Sunday, February 17, 2013
How Mad is the Madman?
The Island of Dr. Moreau is synonymous with mad scientist, but has anyone truly delved into the depths of that madman? In Megan Shephard's book, The Madman's Daughter, we see a side of Dr. Moreau we have never seen before- the side that has a daughter.
Juliet not only bears the stigma of her poverty and being an orphan, but she is double damned by carrying the same name as her father, Dr. Henri Moreau. After being charged with the crime of conducting horrific experiments, Moreau disappeared and was presumed dead. Years later, Juliet comes across one of his vivisection diagrams and realizes her father might still be alive. When she tracks down the Inn where a strange doctor is staying, she expects to find her father but instead finds his most loyal servant, Montgomery. Juliet and Montgomery were children together when her father was still in London, but seeing him there, a grown man, Juliet can't help but be drawn to him, especially when he can help her find her father.
When Juliet insists on leaving with Montgomery to travel to her father's island, she didn't expect to see the kind of cargo he would be taking with them. Multiple types of animals from a jaguar to simple rabbits accompany Juliet, Montgomery, and the strange Balthazar, a native from the island. Along the route to the island, the ship finds a man stranded in boat drifting at sea. They rescue him and bring him to the island of Dr. Moreau, but Juliet has no idea what she has brought them both to. She never could have imagined what was taking place on her father's island. But Juliet can't ignore the signs, the strange natives, and certainly not her father's laboratory. She is terrified to learn the charges against her father in London were true, and that his experiments have gotten more horrific, and more dangerous. But can anyone really get away from the island?
I have always been morbidly fascinated by The Island of Dr. Moreau, so this story was a must-read for me. And I have to say, having read the original, I am happy to report this was an excellent rendition of H.G. Wells' story with a few tweaks and changes to keep you engaged. First and foremost is the addition of Moreau's daughter, and this creates an amazing dynamic. We know a man can detach himself from society's morals and ethics, but can a father really detach himself from the opinions of his own daughter? I won't answer that for you, but you can see how it adds a new layer of depth to this story.

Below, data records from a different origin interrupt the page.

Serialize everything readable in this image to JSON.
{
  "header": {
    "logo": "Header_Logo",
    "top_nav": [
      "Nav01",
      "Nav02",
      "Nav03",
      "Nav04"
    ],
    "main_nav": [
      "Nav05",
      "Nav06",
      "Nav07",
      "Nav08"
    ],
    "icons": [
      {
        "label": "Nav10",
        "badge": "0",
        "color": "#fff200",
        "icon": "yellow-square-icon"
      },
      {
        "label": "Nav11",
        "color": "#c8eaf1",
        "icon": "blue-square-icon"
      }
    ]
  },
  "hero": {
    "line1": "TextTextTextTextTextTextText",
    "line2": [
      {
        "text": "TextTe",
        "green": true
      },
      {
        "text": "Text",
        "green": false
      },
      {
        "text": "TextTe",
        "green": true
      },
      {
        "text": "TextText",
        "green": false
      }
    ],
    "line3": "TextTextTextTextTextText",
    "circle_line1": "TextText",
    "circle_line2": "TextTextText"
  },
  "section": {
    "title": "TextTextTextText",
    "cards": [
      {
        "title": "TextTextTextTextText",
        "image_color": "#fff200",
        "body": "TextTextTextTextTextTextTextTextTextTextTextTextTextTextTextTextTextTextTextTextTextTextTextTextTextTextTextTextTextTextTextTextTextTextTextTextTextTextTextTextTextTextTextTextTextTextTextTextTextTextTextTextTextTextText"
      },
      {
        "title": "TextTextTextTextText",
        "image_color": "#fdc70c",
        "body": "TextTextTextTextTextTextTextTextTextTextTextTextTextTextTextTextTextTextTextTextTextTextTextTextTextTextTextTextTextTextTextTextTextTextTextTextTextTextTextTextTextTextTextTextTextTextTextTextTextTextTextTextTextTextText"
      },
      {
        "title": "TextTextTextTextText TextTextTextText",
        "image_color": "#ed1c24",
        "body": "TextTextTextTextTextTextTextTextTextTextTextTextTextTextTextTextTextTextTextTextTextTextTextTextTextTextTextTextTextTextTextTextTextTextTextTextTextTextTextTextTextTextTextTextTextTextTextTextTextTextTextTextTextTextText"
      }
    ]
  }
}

And Juliet herself was a character with so many layers you never truly found yourself to the heart of who she was. While she was horrified by her father's experiments, she also couldn't deny the draw to her knowledge of the experiments and the scientific brain of hers, even though she was a woman and women at that time were meant to focus on needlework, not science. Her struggle with her morals and her scientific curiosity was addictive, and quite frankly, it kept me plowing through the chapters of this book. The book does have some incredibly graphic surgery and vivisection scenes, so I think it would be a good book for an older student. I think the story is close enough to Wells' original story that a student can really understand the original story from this book, but it might be interesting to have them read both and compare the two. And having discovered that Shephard has two more books for this series, I can tell you I can't wait to see where the story goes! This was a phenomenal start, and it can only get more interesting!